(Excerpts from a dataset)

____________________

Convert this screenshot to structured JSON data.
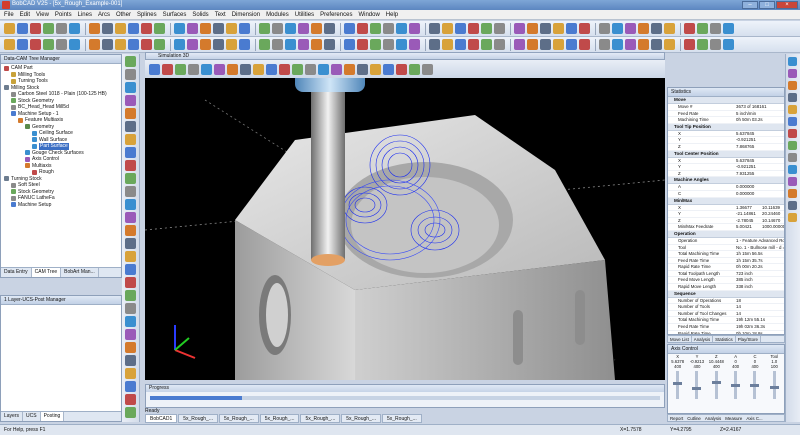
{
  "app": {
    "title": "BobCAD V25 - [5x_Rough_Example-001]"
  },
  "menu": [
    "File",
    "Edit",
    "View",
    "Points",
    "Lines",
    "Arcs",
    "Other",
    "Splines",
    "Surfaces",
    "Solids",
    "Text",
    "Dimension",
    "Modules",
    "Utilities",
    "Preferences",
    "Window",
    "Help"
  ],
  "toolbar": {
    "all_label": "ALL"
  },
  "tree": {
    "header": "Data-CAM Tree Manager",
    "items": [
      {
        "label": "CAM Part",
        "depth": 0,
        "color": "#c04a4a"
      },
      {
        "label": "Milling Tools",
        "depth": 1,
        "color": "#c8a23a"
      },
      {
        "label": "Turning Tools",
        "depth": 1,
        "color": "#c8a23a"
      },
      {
        "label": "Milling Stock",
        "depth": 0,
        "color": "#6d7c8f"
      },
      {
        "label": "Carbon Steel 1018 - Plain (100-125 HB)",
        "depth": 1,
        "color": "#8a8a8a"
      },
      {
        "label": "Stock Geometry",
        "depth": 1,
        "color": "#6aa85c"
      },
      {
        "label": "BC_Head_Head Mill5d",
        "depth": 1,
        "color": "#8a8a8a"
      },
      {
        "label": "Machine Setup - 1",
        "depth": 1,
        "color": "#4a7bd0"
      },
      {
        "label": "Feature Multiaxis",
        "depth": 2,
        "color": "#d47a2c"
      },
      {
        "label": "Geometry",
        "depth": 3,
        "color": "#5a8a4a"
      },
      {
        "label": "Ceiling Surface",
        "depth": 4,
        "color": "#3a8fd0"
      },
      {
        "label": "Wall Surface",
        "depth": 4,
        "color": "#3a8fd0"
      },
      {
        "label": "Part Surface",
        "depth": 4,
        "color": "#3a8fd0",
        "selected": true
      },
      {
        "label": "Gouge Check Surfaces",
        "depth": 3,
        "color": "#3a8fd0"
      },
      {
        "label": "Axis Control",
        "depth": 3,
        "color": "#9a5ab8"
      },
      {
        "label": "Multiaxis",
        "depth": 3,
        "color": "#d47a2c"
      },
      {
        "label": "Rough",
        "depth": 4,
        "color": "#c04a4a"
      },
      {
        "label": "Turning Stock",
        "depth": 0,
        "color": "#6d7c8f"
      },
      {
        "label": "Soft Steel",
        "depth": 1,
        "color": "#8a8a8a"
      },
      {
        "label": "Stock Geometry",
        "depth": 1,
        "color": "#6aa85c"
      },
      {
        "label": "FANUC LatheFa",
        "depth": 1,
        "color": "#8a8a8a"
      },
      {
        "label": "Machine Setup",
        "depth": 1,
        "color": "#4a7bd0"
      }
    ],
    "tabs": [
      "Data Entry",
      "CAM Tree",
      "BobArt Man..."
    ]
  },
  "layer_panel": {
    "header": "1 Layer-UCS-Post Manager",
    "tabs": [
      "Layers",
      "UCS",
      "Posting"
    ]
  },
  "viewport": {
    "title": "Simulation 3D"
  },
  "stats": {
    "header": "Statistics",
    "sections": [
      {
        "title": "Move",
        "rows": [
          [
            "Move #",
            "3673 of 168161"
          ],
          [
            "Feed Rate",
            "5 inch/min"
          ],
          [
            "Machining Time",
            "0h 50m 03.2s"
          ]
        ]
      },
      {
        "title": "Tool Tip Position",
        "rows": [
          [
            "X",
            "5.637845"
          ],
          [
            "Y",
            "-0.921251"
          ],
          [
            "Z",
            "7.868765"
          ]
        ]
      },
      {
        "title": "Tool Center Position",
        "rows": [
          [
            "X",
            "5.637845"
          ],
          [
            "Y",
            "-0.921251"
          ],
          [
            "Z",
            "7.931255"
          ]
        ]
      },
      {
        "title": "Machine Angles",
        "rows": [
          [
            "A",
            "0.000000"
          ],
          [
            "C",
            "0.000000"
          ]
        ]
      },
      {
        "title": "Min/Max",
        "rows": [
          [
            "X",
            "1.36677",
            "10.11639"
          ],
          [
            "Y",
            "-21.14861",
            "20.24460"
          ],
          [
            "Z",
            "-2.78045",
            "10.14670"
          ],
          [
            "Min/Max Feedrate",
            "5.00421",
            "1000.00000"
          ]
        ]
      },
      {
        "title": "Operation",
        "rows": [
          [
            "Operation",
            "1 - Feature Advanced Rou..."
          ],
          [
            "Tool",
            "No. 1 - Bullnose mill - d = 0..."
          ],
          [
            "Total Machining Time",
            "1h 15m 56.5s"
          ],
          [
            "Feed Rate Time",
            "1h 15m 35.7s"
          ],
          [
            "Rapid Rate Time",
            "0h 00m 20.2s"
          ],
          [
            "Total Toolpath Length",
            "723 inch"
          ],
          [
            "Feed Move Length",
            "385 inch"
          ],
          [
            "Rapid Move Length",
            "338 inch"
          ]
        ]
      },
      {
        "title": "Sequence",
        "rows": [
          [
            "Number of Operations",
            "18"
          ],
          [
            "Number of Tools",
            "14"
          ],
          [
            "Number of Tool Changes",
            "14"
          ],
          [
            "Total Machining Time",
            "19h 12m 55.1s"
          ],
          [
            "Feed Rate Time",
            "19h 02m 36.3s"
          ],
          [
            "Rapid Rate Time",
            "0h 10m 18.8s"
          ],
          [
            "Total Toolpath Length",
            "14909 inch"
          ],
          [
            "Rapid Move Length",
            "4437 inch"
          ]
        ]
      }
    ]
  },
  "stats_tabs": [
    "Move List",
    "Analysis",
    "Statistics",
    "Play/Store"
  ],
  "axis_control": {
    "header": "Axis Control",
    "axes": [
      "X",
      "Y",
      "Z",
      "A",
      "C",
      "Tool"
    ],
    "values": [
      "5.6378",
      "-0.9213",
      "10.4448",
      "0",
      "0",
      "1.0"
    ],
    "mins": [
      "400",
      "400",
      "400",
      "400",
      "400",
      "100"
    ],
    "levels": [
      0.55,
      0.35,
      0.62,
      0.5,
      0.5,
      0.4
    ]
  },
  "bottom_tabs": [
    "Report",
    "Cutline",
    "Analysis",
    "Measure",
    "Axis C..."
  ],
  "progress": {
    "label": "Progress",
    "fraction": 0.18,
    "ready": "Ready"
  },
  "doc_tabs": [
    "BobCAD1",
    "5x_Rough_...",
    "5x_Rough_...",
    "5x_Rough_...",
    "5x_Rough_...",
    "5x_Rough_...",
    "5x_Rough_..."
  ],
  "status": {
    "help": "For Help, press F1",
    "x": "X=1.7578",
    "y": "Y=4.2795",
    "z": "Z=2.4167"
  }
}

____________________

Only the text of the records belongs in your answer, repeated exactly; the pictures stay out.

Convert this screenshot to structured JSON data.
{
  "app": {
    "title": "BobCAD V25 - [5x_Rough_Example-001]"
  },
  "menu": [
    "File",
    "Edit",
    "View",
    "Points",
    "Lines",
    "Arcs",
    "Other",
    "Splines",
    "Surfaces",
    "Solids",
    "Text",
    "Dimension",
    "Modules",
    "Utilities",
    "Preferences",
    "Window",
    "Help"
  ],
  "toolbar": {
    "all_label": "ALL"
  },
  "tree": {
    "header": "Data-CAM Tree Manager",
    "items": [
      {
        "label": "CAM Part",
        "depth": 0,
        "color": "#c04a4a"
      },
      {
        "label": "Milling Tools",
        "depth": 1,
        "color": "#c8a23a"
      },
      {
        "label": "Turning Tools",
        "depth": 1,
        "color": "#c8a23a"
      },
      {
        "label": "Milling Stock",
        "depth": 0,
        "color": "#6d7c8f"
      },
      {
        "label": "Carbon Steel 1018 - Plain (100-125 HB)",
        "depth": 1,
        "color": "#8a8a8a"
      },
      {
        "label": "Stock Geometry",
        "depth": 1,
        "color": "#6aa85c"
      },
      {
        "label": "BC_Head_Head Mill5d",
        "depth": 1,
        "color": "#8a8a8a"
      },
      {
        "label": "Machine Setup - 1",
        "depth": 1,
        "color": "#4a7bd0"
      },
      {
        "label": "Feature Multiaxis",
        "depth": 2,
        "color": "#d47a2c"
      },
      {
        "label": "Geometry",
        "depth": 3,
        "color": "#5a8a4a"
      },
      {
        "label": "Ceiling Surface",
        "depth": 4,
        "color": "#3a8fd0"
      },
      {
        "label": "Wall Surface",
        "depth": 4,
        "color": "#3a8fd0"
      },
      {
        "label": "Part Surface",
        "depth": 4,
        "color": "#3a8fd0",
        "selected": true
      },
      {
        "label": "Gouge Check Surfaces",
        "depth": 3,
        "color": "#3a8fd0"
      },
      {
        "label": "Axis Control",
        "depth": 3,
        "color": "#9a5ab8"
      },
      {
        "label": "Multiaxis",
        "depth": 3,
        "color": "#d47a2c"
      },
      {
        "label": "Rough",
        "depth": 4,
        "color": "#c04a4a"
      },
      {
        "label": "Turning Stock",
        "depth": 0,
        "color": "#6d7c8f"
      },
      {
        "label": "Soft Steel",
        "depth": 1,
        "color": "#8a8a8a"
      },
      {
        "label": "Stock Geometry",
        "depth": 1,
        "color": "#6aa85c"
      },
      {
        "label": "FANUC LatheFa",
        "depth": 1,
        "color": "#8a8a8a"
      },
      {
        "label": "Machine Setup",
        "depth": 1,
        "color": "#4a7bd0"
      }
    ],
    "tabs": [
      "Data Entry",
      "CAM Tree",
      "BobArt Man..."
    ]
  },
  "layer_panel": {
    "header": "1 Layer-UCS-Post Manager",
    "tabs": [
      "Layers",
      "UCS",
      "Posting"
    ]
  },
  "viewport": {
    "title": "Simulation 3D"
  },
  "stats": {
    "header": "Statistics",
    "sections": [
      {
        "title": "Move",
        "rows": [
          [
            "Move #",
            "3673 of 168161"
          ],
          [
            "Feed Rate",
            "5 inch/min"
          ],
          [
            "Machining Time",
            "0h 50m 03.2s"
          ]
        ]
      },
      {
        "title": "Tool Tip Position",
        "rows": [
          [
            "X",
            "5.637845"
          ],
          [
            "Y",
            "-0.921251"
          ],
          [
            "Z",
            "7.868765"
          ]
        ]
      },
      {
        "title": "Tool Center Position",
        "rows": [
          [
            "X",
            "5.637845"
          ],
          [
            "Y",
            "-0.921251"
          ],
          [
            "Z",
            "7.931255"
          ]
        ]
      },
      {
        "title": "Machine Angles",
        "rows": [
          [
            "A",
            "0.000000"
          ],
          [
            "C",
            "0.000000"
          ]
        ]
      },
      {
        "title": "Min/Max",
        "rows": [
          [
            "X",
            "1.36677",
            "10.11639"
          ],
          [
            "Y",
            "-21.14861",
            "20.24460"
          ],
          [
            "Z",
            "-2.78045",
            "10.14670"
          ],
          [
            "Min/Max Feedrate",
            "5.00421",
            "1000.00000"
          ]
        ]
      },
      {
        "title": "Operation",
        "rows": [
          [
            "Operation",
            "1 - Feature Advanced Rou..."
          ],
          [
            "Tool",
            "No. 1 - Bullnose mill - d = 0..."
          ],
          [
            "Total Machining Time",
            "1h 15m 56.5s"
          ],
          [
            "Feed Rate Time",
            "1h 15m 35.7s"
          ],
          [
            "Rapid Rate Time",
            "0h 00m 20.2s"
          ],
          [
            "Total Toolpath Length",
            "723 inch"
          ],
          [
            "Feed Move Length",
            "385 inch"
          ],
          [
            "Rapid Move Length",
            "338 inch"
          ]
        ]
      },
      {
        "title": "Sequence",
        "rows": [
          [
            "Number of Operations",
            "18"
          ],
          [
            "Number of Tools",
            "14"
          ],
          [
            "Number of Tool Changes",
            "14"
          ],
          [
            "Total Machining Time",
            "19h 12m 55.1s"
          ],
          [
            "Feed Rate Time",
            "19h 02m 36.3s"
          ],
          [
            "Rapid Rate Time",
            "0h 10m 18.8s"
          ],
          [
            "Total Toolpath Length",
            "14909 inch"
          ],
          [
            "Rapid Move Length",
            "4437 inch"
          ]
        ]
      }
    ]
  },
  "stats_tabs": [
    "Move List",
    "Analysis",
    "Statistics",
    "Play/Store"
  ],
  "axis_control": {
    "header": "Axis Control",
    "axes": [
      "X",
      "Y",
      "Z",
      "A",
      "C",
      "Tool"
    ],
    "values": [
      "5.6378",
      "-0.9213",
      "10.4448",
      "0",
      "0",
      "1.0"
    ],
    "mins": [
      "400",
      "400",
      "400",
      "400",
      "400",
      "100"
    ],
    "levels": [
      0.55,
      0.35,
      0.62,
      0.5,
      0.5,
      0.4
    ]
  },
  "bottom_tabs": [
    "Report",
    "Cutline",
    "Analysis",
    "Measure",
    "Axis C..."
  ],
  "progress": {
    "label": "Progress",
    "fraction": 0.18,
    "ready": "Ready"
  },
  "doc_tabs": [
    "BobCAD1",
    "5x_Rough_...",
    "5x_Rough_...",
    "5x_Rough_...",
    "5x_Rough_...",
    "5x_Rough_...",
    "5x_Rough_..."
  ],
  "status": {
    "help": "For Help, press F1",
    "x": "X=1.7578",
    "y": "Y=4.2795",
    "z": "Z=2.4167"
  }
}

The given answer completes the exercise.